And that was only half the show - after a quick break they were back on the floor again, this time diving through the rest of their back catalogue. There was a healthy cross-section of all their albums, digging deep into the archives for a song from their first album (‘Beheaded’) and looking ahead with a pair of tracks from their new album ‘Days Go By’. They finished on a triple-whammy of ‘Pretty Fly’, ‘The Kid’s Aren’t Alright’ and ‘Self-Esteem’ - and I’m pretty sure every single person in the audience had shouted themselves hoarse by that point.
I always feel with punk gigs like this, you can judge the quality by how life-threatening the mosh pits are. Due to a minor snafu with tickets, I was perched right up the top of the place in the gods, which meant I had a birds-eye view of some of the most brutal moshpits I’ve ever seen.
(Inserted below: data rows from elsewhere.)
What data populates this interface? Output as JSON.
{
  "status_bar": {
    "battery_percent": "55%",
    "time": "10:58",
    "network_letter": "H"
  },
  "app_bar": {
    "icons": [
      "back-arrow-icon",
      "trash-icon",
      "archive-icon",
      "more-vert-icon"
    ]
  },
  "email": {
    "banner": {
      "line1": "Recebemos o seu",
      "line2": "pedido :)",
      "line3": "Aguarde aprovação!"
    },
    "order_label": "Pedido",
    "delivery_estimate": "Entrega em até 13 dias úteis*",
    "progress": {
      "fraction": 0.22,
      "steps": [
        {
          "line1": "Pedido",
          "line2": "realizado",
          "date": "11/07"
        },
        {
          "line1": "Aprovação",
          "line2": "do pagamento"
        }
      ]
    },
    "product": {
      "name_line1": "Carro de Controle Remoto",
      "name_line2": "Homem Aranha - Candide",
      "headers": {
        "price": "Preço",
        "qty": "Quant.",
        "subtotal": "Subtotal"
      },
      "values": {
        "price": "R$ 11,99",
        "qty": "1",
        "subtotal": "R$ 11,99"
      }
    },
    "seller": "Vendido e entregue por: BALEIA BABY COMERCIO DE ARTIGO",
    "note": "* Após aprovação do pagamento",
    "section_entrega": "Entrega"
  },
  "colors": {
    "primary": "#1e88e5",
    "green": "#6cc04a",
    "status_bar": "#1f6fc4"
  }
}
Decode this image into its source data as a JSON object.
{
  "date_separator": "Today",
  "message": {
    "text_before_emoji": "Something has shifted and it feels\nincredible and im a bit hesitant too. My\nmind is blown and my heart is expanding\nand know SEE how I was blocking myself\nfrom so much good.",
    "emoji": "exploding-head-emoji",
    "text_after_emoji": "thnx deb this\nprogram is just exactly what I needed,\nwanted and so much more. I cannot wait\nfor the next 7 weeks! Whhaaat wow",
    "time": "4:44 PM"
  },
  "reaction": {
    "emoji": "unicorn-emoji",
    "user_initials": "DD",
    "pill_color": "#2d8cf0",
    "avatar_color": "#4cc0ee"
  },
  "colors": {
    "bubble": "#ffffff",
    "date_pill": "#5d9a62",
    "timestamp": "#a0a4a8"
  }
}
The only time they stopped smashing each other in the face was to throw up the horns and sing along.
One negative thing I did note down was that the band themselves didn’t quite have the energy I would have expected of them. They weren’t really jumping around too much, and lead singer Dexter Holland just looked... a little bit tired t’be honest. However I did some research after the gig - the three main members are 46, 47 and 49 years old! So y’know what, I’m not going to criticise them for that: instead I salute them for still rocking out at that age!
Middle aged or not, it was a fantastic display of punk rock by some true royalty of the rock world. They may not have been a British band, but it was certainly the best way I know of celebrating the Jubilee, and in fact I’m pretty sure I saw Her Maj down in the moshpit, leading a Wall of Death during ‘Come Out And Play’. Well, you never know.